Study material START

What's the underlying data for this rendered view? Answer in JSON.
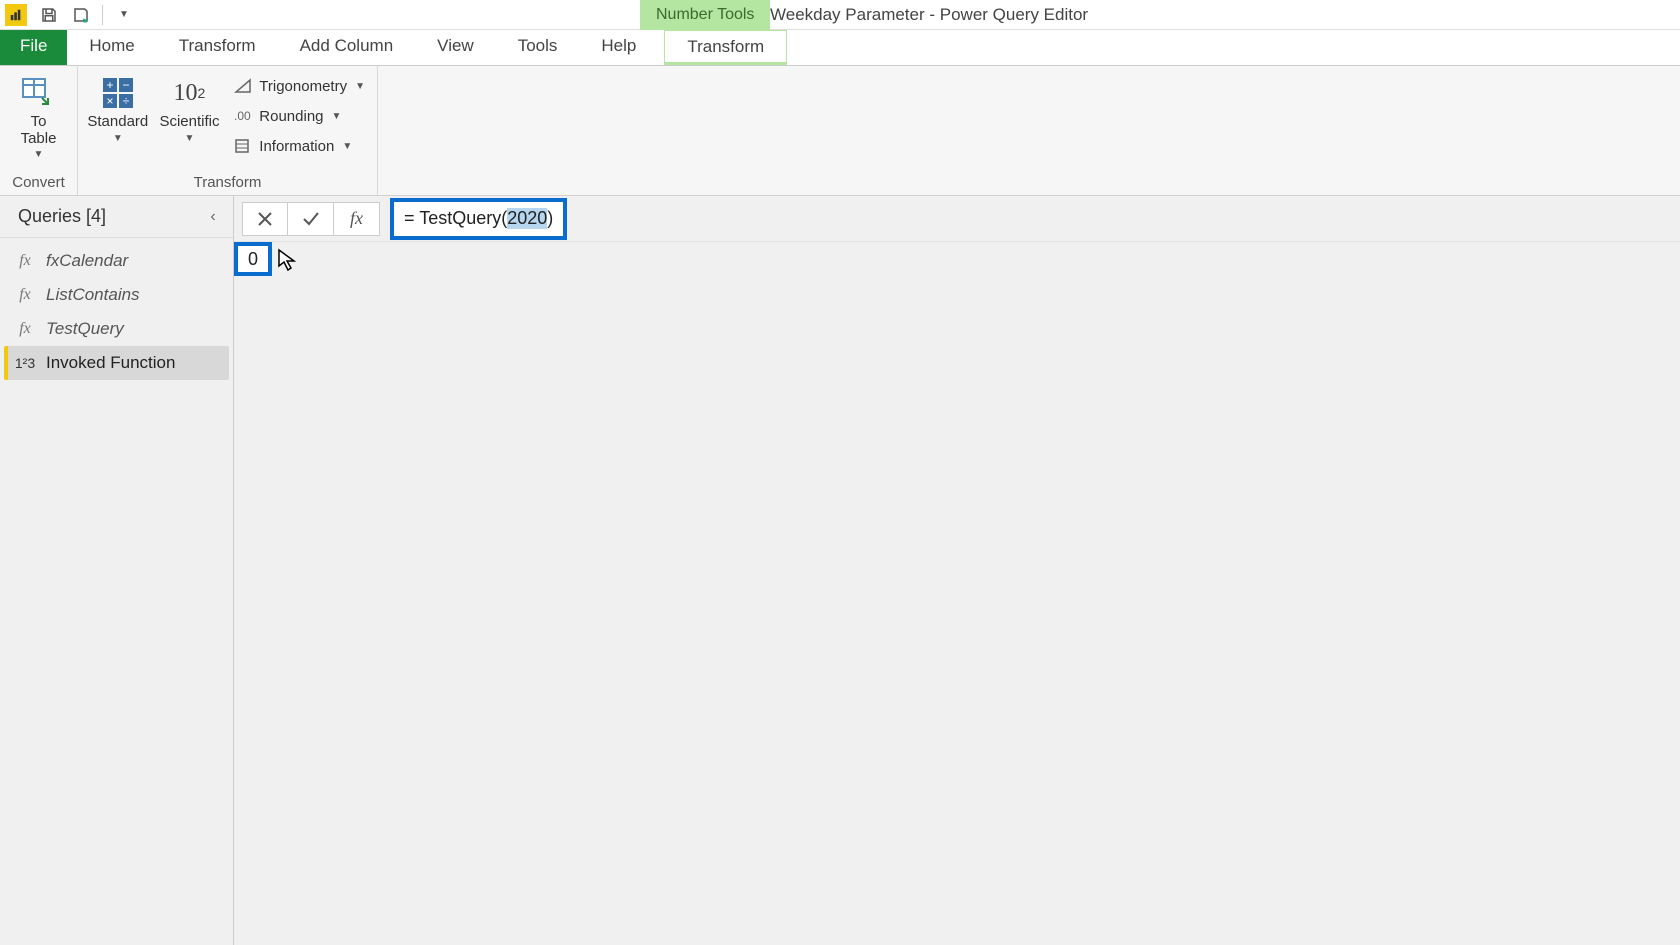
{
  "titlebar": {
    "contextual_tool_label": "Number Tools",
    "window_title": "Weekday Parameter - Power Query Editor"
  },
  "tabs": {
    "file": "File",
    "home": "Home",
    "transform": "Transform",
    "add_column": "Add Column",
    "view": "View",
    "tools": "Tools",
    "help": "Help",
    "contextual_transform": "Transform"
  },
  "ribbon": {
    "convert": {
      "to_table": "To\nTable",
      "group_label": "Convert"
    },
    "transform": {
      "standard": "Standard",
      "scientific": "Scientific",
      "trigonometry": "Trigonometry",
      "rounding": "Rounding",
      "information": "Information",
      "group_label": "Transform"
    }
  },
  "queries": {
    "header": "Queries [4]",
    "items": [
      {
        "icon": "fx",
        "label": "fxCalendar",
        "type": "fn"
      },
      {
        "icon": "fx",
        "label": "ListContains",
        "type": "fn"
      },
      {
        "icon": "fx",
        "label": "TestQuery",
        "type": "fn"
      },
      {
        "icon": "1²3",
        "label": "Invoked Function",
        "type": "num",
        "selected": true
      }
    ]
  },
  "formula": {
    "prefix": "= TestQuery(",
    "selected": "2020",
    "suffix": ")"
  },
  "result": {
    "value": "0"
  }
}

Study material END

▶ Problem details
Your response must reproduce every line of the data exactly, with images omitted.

▶ Answer to the problem
What's the underlying data for this rendered view? Answer in JSON.
{
  "titlebar": {
    "contextual_tool_label": "Number Tools",
    "window_title": "Weekday Parameter - Power Query Editor"
  },
  "tabs": {
    "file": "File",
    "home": "Home",
    "transform": "Transform",
    "add_column": "Add Column",
    "view": "View",
    "tools": "Tools",
    "help": "Help",
    "contextual_transform": "Transform"
  },
  "ribbon": {
    "convert": {
      "to_table": "To\nTable",
      "group_label": "Convert"
    },
    "transform": {
      "standard": "Standard",
      "scientific": "Scientific",
      "trigonometry": "Trigonometry",
      "rounding": "Rounding",
      "information": "Information",
      "group_label": "Transform"
    }
  },
  "queries": {
    "header": "Queries [4]",
    "items": [
      {
        "icon": "fx",
        "label": "fxCalendar",
        "type": "fn"
      },
      {
        "icon": "fx",
        "label": "ListContains",
        "type": "fn"
      },
      {
        "icon": "fx",
        "label": "TestQuery",
        "type": "fn"
      },
      {
        "icon": "1²3",
        "label": "Invoked Function",
        "type": "num",
        "selected": true
      }
    ]
  },
  "formula": {
    "prefix": "= TestQuery(",
    "selected": "2020",
    "suffix": ")"
  },
  "result": {
    "value": "0"
  }
}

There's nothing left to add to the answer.